Over the past five years, bassist Eivind Opsvik has gained a considerable reputation around New York as a strong, resourceful jazz bassist. He's been tapped by the likes of Tony Malaby, Paul Motian and Kris Davis for their groups. His own ensemble Overseas (currently Malaby, Kenny Wollesen and Jacob Sacks), with three albums to date, has impressively shown his jazz credentials as an instrumentalist, composer and arranger. He's a player who's comfortable with all of the post-John Coltrane/Ornette Coleman permutations of improvised music. But he also crosses the stream into rock(ish) territory in his duo with guitarist Aaron Jennings. Their first release focused on mostly electronics while the second added more acoustic instruments to their brew. With A Dream I Used To Remember, electronics and programming take a back seat as a wide array of acoustic instruments come to the fore.
The material on A Dream I Used to Remember contains a strong melodic streak.
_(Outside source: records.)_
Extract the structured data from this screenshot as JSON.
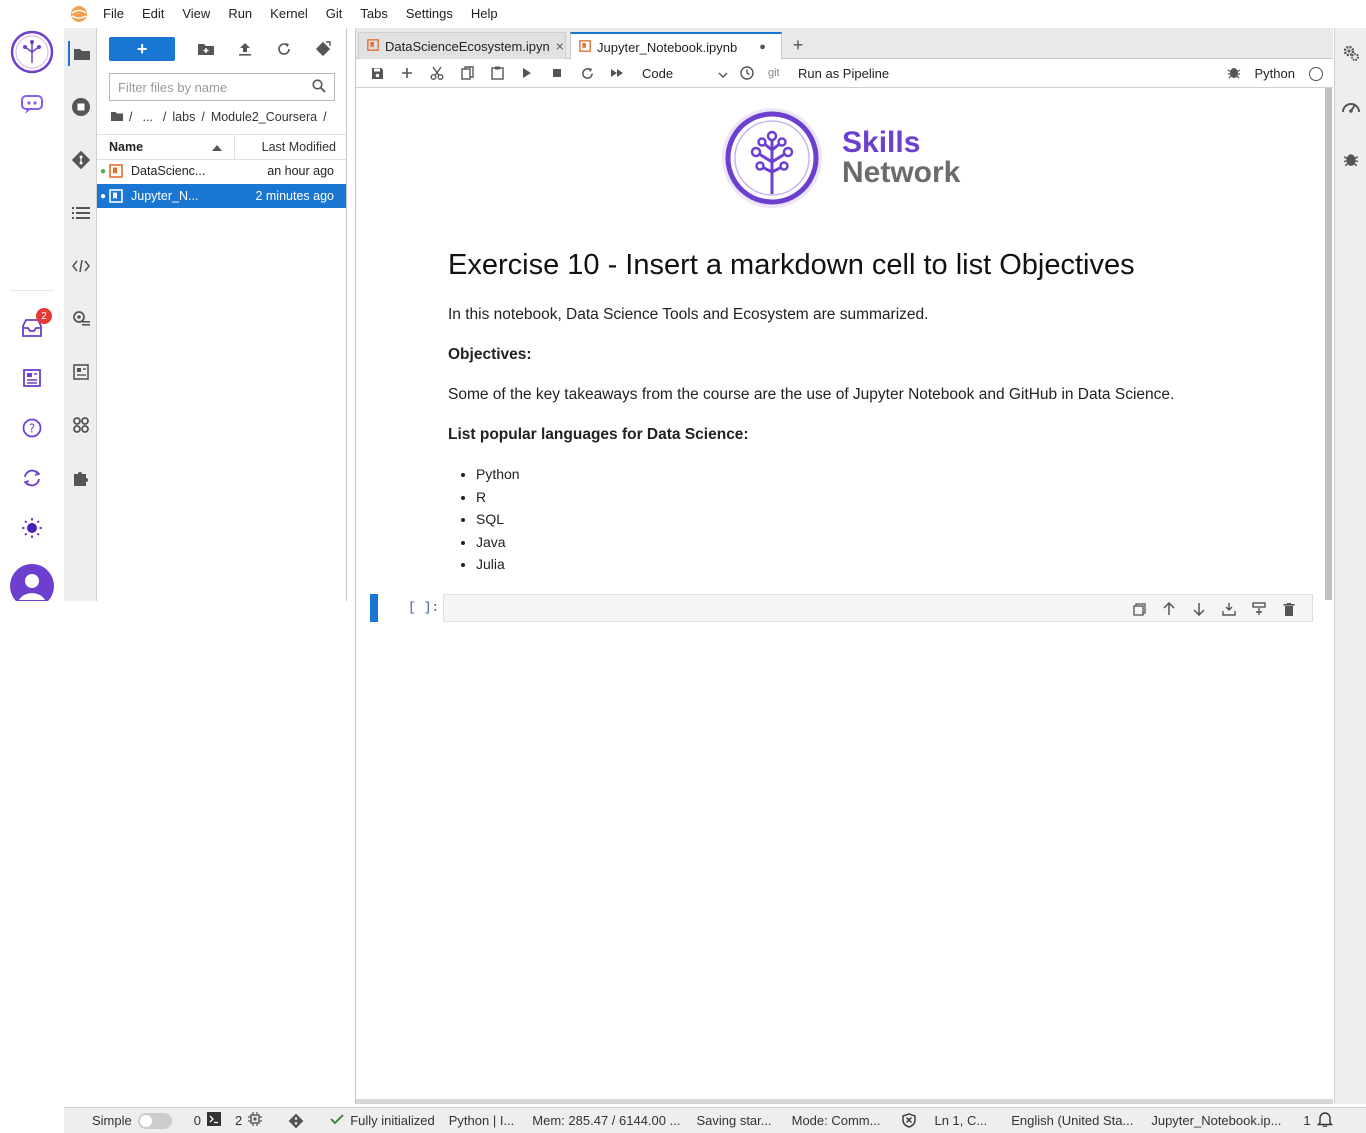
{
  "menubar": {
    "items": [
      "File",
      "Edit",
      "View",
      "Run",
      "Kernel",
      "Git",
      "Tabs",
      "Settings",
      "Help"
    ]
  },
  "sn_rail": {
    "inbox_badge": "2"
  },
  "filebrowser": {
    "new_label": "+",
    "filter_placeholder": "Filter files by name",
    "breadcrumb": [
      "/",
      "...",
      "/",
      "labs",
      "/",
      "Module2_Coursera",
      "/"
    ],
    "columns": {
      "name": "Name",
      "modified": "Last Modified"
    },
    "files": [
      {
        "name": "DataScienc...",
        "modified": "an hour ago",
        "selected": false
      },
      {
        "name": "Jupyter_N...",
        "modified": "2 minutes ago",
        "selected": true
      }
    ]
  },
  "tabs": [
    {
      "label": "DataScienceEcosystem.ipyn",
      "close": "×",
      "active": false
    },
    {
      "label": "Jupyter_Notebook.ipynb",
      "close": "●",
      "active": true
    }
  ],
  "toolbar": {
    "cell_type": "Code",
    "git_label": "git",
    "pipeline_label": "Run as Pipeline",
    "kernel_name": "Python"
  },
  "notebook": {
    "logo_skills": "Skills",
    "logo_network": "Network",
    "heading": "Exercise 10 - Insert a markdown cell to list Objectives",
    "intro": "In this notebook, Data Science Tools and Ecosystem are summarized.",
    "objectives_title": "Objectives:",
    "objectives_text": "Some of the key takeaways from the course are the use of Jupyter Notebook and GitHub in Data Science.",
    "languages_title": "List popular languages for Data Science:",
    "languages": [
      "Python",
      "R",
      "SQL",
      "Java",
      "Julia"
    ],
    "prompt": "[ ]:"
  },
  "statusbar": {
    "mode_label": "Simple",
    "terminals_count": "0",
    "kernels_count": "2",
    "kernel_status": "Fully initialized",
    "kernel_info": "Python | I...",
    "memory": "Mem: 285.47 / 6144.00 ...",
    "saving": "Saving star...",
    "command_mode": "Mode: Comm...",
    "cursor": "Ln 1, C...",
    "language": "English (United Sta...",
    "file": "Jupyter_Notebook.ip...",
    "notifications": "1"
  },
  "colors": {
    "accent": "#1976d2",
    "brand_purple": "#6c3fcf",
    "badge_red": "#e53935"
  }
}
Grand melodies emerge from simple two-note figures; a little fillip will pass by almost unnoticed then become the main melody. The tracks are dense and filled with all sorts of surprises. Occasionally, a sweet heavenly choir appears from out of nowhere then slips back into the ether. A brass band provides decoration on "Another Lane Parade" and is part of a choir on "September And Starry Eyed." Instruments such as pump organ, banjo, steel guitar and various odd sounding keyboards have a prominent role in the fabric of this music.
Electronics still play a role, though, as the title track is made up of loops, crackly static and a tinkling music box that illustrates the dream state beautifully. The sound is sculpted from track to track but these ten pieces make a cohesive whole. Opsvik & Jennings are clearly skilled arrangers and instrumentalists, regardless of the style of music in which they are working.
Track Listing: A Dream I Used To Remember; Canada; Swimming Back Into The Picture; Anchor Lane Parade; Windswept; Steam And Bells; Sleepy Rush; The Good Eye; September And Starry Eyed; Sunroad.
Personnel: Eivind Opsvik: bass, electric bass, drums, percussion, lap steel guitar, piano, pump organ, keyboards, glass, vocals, software; Aaron Jennings: guitars, acoustic guitars, banjo, vocals, electronics, software; Nova Chamber Choir: vocals; Brian Dye: trombone; Rich Johnson: trumpet; Rob Jost: french horn; R.J. Miller: drums; Peter Opsvik: flute; Michelle Arcila: vocals.
Jazz and the blues--because together this musical brother and sister speak from our nation's days of the current cultural affairs and the authenticity and truth of a place where the rhythms held the pulse and the drums the heartbeat, representing every step closer the meat on the bone
Jazz and the blues--because together this musical brother and sister speak from our nation's days of the current cultural affairs and the authenticity and truth of a place where the rhythms held the pulse and the drums the heartbeat, representing every step closer the meat on the bone. Feet in the dirt, or barefoot on a stage with sequins--it's soul beats in my chest.
I was first exposed to jazz while others listened to surf music in the '50s and '60s, it was Monk, Miles, Satchmo and Ella, Rosemary Clooney and Julie London followed. Margaret Whiting, Les McCann, Willie Bobo, Andy Simpkins, Snooky Young, Bill Basie and Helen Humes. The first time I heard Topsy, Take 2, I about passed out at the age of ten.
I've hung with Les McCann who more than 30 years after our first meeting became my duet partner on my CD, Don't Go To Strangers. Karen Hernandez from the start, Jack Le Compte on drums, Lou Shoch on bass, Steve Rawlins as my arranger and pianist, Grant Geissman - guitar genius, Nolan Shaheed, Richard Simon, and more. The big boys. My Red Hot Papas. The best show I ever attended was...
I met Helen Humes first back in 1981 and helped turn one Playboy Jazz Festival night into her tribute, bring the Basie Band to stage, her joy boys. Before she took the stage for the last time to sing, If I could Be With You One Hour Tonight thousands of copies of the newspaper I wrote for carried her story. It was kismet, her being held by Joe Williams backstage. Soon in my life were the great Linda Hopkins who told me I sang the song she wrote better than her, which floored me of course, the energizing Barbara Morrison and the stellar Marilyn Maye who guided me professionally.
My advice to new listeners... let your backbone slip and feel your body stripping back the barriers that prevent us from being one with the music.
Remember none of us are strangers, we just haven't met yet.